> _Assigned task_
Among the records below, which lines contain the string "Security"? Report them.

== Segment start ==

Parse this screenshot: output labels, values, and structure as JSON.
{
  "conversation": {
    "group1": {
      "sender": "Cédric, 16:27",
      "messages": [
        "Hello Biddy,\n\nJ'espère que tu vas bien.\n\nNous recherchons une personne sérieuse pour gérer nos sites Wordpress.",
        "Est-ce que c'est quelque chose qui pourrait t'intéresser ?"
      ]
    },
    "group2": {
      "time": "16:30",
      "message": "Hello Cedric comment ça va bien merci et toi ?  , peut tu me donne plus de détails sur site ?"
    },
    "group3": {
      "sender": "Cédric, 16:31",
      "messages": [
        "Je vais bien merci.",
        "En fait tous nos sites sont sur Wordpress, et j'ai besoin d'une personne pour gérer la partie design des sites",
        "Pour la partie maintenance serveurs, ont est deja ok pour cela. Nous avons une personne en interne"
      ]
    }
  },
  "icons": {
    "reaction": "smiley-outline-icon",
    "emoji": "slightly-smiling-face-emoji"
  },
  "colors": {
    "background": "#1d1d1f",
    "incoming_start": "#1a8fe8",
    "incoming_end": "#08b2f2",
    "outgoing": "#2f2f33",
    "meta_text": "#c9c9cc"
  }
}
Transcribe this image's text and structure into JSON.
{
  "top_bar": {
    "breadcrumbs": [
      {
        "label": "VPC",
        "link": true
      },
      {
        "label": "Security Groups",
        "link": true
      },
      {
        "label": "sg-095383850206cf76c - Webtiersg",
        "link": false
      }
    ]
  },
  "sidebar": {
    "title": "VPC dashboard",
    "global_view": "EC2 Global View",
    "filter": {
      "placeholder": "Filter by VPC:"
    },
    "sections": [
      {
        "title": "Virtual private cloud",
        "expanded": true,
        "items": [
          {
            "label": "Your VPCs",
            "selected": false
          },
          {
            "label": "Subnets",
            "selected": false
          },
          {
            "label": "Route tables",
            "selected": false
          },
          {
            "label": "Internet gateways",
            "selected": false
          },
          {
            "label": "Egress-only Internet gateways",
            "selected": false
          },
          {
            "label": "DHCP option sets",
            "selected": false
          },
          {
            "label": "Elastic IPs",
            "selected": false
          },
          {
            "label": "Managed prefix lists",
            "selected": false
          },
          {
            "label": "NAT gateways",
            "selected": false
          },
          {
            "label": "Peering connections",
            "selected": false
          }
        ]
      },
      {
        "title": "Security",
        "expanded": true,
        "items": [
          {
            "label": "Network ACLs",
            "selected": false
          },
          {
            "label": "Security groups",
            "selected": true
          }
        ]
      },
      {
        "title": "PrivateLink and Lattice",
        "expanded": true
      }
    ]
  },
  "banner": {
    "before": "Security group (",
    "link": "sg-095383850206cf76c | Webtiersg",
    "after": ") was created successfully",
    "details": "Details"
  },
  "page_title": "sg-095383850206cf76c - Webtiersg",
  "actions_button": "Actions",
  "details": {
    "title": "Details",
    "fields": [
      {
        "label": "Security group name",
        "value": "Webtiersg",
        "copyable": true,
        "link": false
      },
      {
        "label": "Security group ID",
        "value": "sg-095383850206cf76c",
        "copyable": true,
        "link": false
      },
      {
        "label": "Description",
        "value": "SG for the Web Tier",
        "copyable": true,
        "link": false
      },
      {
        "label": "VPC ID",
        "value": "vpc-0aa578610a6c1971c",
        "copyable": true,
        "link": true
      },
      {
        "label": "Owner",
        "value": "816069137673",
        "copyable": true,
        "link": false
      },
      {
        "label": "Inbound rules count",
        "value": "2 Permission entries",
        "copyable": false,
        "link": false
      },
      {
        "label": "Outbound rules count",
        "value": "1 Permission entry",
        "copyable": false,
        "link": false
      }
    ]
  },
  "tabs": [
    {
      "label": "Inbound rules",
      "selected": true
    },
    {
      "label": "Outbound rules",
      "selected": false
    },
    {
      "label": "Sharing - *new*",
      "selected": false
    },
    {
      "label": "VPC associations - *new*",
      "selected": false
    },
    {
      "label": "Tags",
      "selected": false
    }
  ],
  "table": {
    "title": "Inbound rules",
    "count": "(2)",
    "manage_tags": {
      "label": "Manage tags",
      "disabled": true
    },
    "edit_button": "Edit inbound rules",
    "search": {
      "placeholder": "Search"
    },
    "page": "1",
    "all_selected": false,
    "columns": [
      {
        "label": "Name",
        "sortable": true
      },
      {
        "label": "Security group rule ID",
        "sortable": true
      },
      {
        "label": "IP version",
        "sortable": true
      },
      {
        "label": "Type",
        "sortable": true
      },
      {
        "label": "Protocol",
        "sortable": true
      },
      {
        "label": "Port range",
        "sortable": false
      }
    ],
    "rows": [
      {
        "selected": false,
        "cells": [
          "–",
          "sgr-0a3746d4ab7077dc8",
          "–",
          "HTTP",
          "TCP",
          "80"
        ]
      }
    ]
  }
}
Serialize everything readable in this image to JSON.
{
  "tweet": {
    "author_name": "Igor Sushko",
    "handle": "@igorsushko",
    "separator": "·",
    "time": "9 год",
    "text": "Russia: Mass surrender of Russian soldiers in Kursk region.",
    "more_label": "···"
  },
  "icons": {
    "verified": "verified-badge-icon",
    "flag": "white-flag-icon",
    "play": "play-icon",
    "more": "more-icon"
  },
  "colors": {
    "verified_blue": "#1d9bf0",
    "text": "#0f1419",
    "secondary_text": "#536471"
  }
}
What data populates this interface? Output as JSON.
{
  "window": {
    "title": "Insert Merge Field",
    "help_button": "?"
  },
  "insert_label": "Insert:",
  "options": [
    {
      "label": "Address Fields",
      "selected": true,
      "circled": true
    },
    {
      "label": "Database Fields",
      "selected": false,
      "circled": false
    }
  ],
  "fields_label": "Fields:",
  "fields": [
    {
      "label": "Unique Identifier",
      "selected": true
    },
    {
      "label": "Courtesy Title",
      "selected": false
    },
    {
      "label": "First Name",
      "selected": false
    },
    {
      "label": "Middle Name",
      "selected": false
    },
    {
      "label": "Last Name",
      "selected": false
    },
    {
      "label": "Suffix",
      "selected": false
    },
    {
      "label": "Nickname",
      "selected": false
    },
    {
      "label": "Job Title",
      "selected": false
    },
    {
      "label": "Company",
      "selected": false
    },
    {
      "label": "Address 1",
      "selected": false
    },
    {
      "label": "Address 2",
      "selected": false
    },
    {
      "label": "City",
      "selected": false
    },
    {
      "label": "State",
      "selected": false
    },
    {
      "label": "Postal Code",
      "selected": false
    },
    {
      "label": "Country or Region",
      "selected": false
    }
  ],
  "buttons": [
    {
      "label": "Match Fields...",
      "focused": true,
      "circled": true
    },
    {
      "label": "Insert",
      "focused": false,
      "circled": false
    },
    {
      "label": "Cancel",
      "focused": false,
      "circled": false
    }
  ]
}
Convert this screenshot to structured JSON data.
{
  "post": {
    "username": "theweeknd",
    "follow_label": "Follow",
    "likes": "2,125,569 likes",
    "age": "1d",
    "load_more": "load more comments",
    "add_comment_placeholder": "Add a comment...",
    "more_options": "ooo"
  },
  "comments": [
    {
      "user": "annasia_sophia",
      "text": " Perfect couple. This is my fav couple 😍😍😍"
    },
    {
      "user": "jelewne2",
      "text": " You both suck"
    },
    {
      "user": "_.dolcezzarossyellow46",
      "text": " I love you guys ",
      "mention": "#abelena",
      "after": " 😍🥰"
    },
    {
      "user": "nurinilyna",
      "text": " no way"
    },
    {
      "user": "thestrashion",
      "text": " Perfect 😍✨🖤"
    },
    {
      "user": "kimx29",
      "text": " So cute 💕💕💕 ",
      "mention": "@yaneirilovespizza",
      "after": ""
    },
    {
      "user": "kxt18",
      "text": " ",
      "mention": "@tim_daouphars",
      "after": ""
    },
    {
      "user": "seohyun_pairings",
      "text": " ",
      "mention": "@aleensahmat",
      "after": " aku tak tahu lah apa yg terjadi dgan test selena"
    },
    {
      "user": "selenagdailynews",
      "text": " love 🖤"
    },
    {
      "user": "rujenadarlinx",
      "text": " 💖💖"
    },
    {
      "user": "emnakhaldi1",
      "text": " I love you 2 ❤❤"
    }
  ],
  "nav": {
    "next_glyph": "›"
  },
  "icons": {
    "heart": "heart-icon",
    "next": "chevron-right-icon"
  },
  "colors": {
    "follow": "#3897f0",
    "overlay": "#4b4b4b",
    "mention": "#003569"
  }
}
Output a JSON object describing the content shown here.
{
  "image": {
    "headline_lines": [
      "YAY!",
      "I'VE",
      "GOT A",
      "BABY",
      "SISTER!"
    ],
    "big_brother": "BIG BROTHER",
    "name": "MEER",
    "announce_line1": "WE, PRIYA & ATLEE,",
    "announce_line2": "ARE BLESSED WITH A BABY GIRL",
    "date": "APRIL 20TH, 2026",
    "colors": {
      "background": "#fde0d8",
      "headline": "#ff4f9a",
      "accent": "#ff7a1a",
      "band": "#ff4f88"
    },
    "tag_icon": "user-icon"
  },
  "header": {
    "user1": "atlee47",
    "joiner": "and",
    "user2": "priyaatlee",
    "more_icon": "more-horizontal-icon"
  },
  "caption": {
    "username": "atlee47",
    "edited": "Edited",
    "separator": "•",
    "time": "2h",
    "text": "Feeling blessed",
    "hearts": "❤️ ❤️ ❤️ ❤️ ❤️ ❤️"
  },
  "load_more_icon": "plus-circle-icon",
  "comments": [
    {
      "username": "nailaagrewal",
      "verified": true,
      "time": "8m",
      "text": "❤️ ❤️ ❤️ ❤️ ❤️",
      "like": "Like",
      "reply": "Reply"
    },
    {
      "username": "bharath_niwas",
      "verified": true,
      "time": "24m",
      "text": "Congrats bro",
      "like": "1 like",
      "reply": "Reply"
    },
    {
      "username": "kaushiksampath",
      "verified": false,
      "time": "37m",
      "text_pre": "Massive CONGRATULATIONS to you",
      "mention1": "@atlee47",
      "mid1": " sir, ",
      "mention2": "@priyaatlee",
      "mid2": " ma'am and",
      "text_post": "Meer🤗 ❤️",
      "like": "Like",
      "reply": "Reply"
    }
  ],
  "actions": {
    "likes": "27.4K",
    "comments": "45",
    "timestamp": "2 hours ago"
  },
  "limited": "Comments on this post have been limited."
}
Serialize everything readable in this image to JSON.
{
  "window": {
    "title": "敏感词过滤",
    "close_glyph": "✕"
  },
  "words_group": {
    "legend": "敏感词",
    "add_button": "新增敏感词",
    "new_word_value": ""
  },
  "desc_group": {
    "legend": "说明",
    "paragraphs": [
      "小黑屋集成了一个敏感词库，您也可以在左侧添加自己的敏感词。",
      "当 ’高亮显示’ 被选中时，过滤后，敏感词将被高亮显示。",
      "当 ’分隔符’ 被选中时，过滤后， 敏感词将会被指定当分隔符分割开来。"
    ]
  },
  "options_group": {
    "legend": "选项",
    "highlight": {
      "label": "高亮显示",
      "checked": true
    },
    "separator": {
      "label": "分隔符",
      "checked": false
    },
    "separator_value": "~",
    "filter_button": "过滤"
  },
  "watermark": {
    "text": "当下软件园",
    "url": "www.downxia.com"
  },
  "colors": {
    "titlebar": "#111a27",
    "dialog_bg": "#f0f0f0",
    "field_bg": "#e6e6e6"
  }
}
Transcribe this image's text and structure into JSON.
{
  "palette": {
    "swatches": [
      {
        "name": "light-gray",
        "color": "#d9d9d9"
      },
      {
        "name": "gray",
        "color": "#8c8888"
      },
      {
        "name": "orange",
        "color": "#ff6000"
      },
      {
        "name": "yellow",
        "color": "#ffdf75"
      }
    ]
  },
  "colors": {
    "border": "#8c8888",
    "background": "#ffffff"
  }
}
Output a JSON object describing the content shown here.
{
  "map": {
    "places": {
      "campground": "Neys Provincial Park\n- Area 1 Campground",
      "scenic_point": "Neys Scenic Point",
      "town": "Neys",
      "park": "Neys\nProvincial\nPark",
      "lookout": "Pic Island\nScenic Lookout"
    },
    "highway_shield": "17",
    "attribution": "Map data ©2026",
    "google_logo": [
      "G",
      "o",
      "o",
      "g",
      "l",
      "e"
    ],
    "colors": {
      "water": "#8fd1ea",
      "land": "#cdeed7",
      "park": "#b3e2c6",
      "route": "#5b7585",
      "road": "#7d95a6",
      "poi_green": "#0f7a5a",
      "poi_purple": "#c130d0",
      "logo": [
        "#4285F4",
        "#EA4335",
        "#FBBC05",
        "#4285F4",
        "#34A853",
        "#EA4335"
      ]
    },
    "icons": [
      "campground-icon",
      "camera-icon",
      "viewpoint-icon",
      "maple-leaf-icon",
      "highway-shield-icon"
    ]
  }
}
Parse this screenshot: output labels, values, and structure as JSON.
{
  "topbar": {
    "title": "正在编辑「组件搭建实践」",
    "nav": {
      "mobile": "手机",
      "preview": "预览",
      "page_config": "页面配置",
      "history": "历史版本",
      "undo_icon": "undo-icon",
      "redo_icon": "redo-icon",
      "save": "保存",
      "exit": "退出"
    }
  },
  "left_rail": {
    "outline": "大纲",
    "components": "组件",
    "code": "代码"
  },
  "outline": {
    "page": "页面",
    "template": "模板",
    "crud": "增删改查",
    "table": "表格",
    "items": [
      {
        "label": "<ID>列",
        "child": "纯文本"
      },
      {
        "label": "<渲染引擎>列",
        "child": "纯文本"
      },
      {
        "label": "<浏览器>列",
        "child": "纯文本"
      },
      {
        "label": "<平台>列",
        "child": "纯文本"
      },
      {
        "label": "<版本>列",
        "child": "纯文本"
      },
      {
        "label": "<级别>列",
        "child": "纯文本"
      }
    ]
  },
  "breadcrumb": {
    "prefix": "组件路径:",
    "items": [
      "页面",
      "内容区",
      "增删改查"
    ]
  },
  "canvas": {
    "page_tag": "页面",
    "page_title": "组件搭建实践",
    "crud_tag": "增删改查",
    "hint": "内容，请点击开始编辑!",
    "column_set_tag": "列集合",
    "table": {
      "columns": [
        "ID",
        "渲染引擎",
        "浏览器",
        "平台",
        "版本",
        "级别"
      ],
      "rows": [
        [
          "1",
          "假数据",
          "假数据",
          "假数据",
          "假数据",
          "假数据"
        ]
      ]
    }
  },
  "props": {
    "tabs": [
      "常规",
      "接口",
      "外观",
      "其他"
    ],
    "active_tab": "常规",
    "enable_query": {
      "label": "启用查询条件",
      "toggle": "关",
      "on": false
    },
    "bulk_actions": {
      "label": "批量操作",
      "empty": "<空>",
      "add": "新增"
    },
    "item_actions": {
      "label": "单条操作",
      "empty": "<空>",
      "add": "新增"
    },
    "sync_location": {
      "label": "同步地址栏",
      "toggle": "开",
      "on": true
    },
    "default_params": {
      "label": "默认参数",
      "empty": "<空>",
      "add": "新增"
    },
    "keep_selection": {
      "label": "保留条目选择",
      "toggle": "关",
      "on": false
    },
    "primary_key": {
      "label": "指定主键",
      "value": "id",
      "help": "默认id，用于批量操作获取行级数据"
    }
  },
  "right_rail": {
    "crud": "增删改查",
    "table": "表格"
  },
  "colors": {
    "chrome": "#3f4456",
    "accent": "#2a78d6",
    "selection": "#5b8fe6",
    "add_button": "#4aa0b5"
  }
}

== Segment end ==

> _Result_
        "label": "Security Groups",
        "title": "Security",
            "label": "Security groups",
    "before": "Security group (",
        "label": "Security group name",
        "label": "Security group ID",
        "label": "Security group rule ID",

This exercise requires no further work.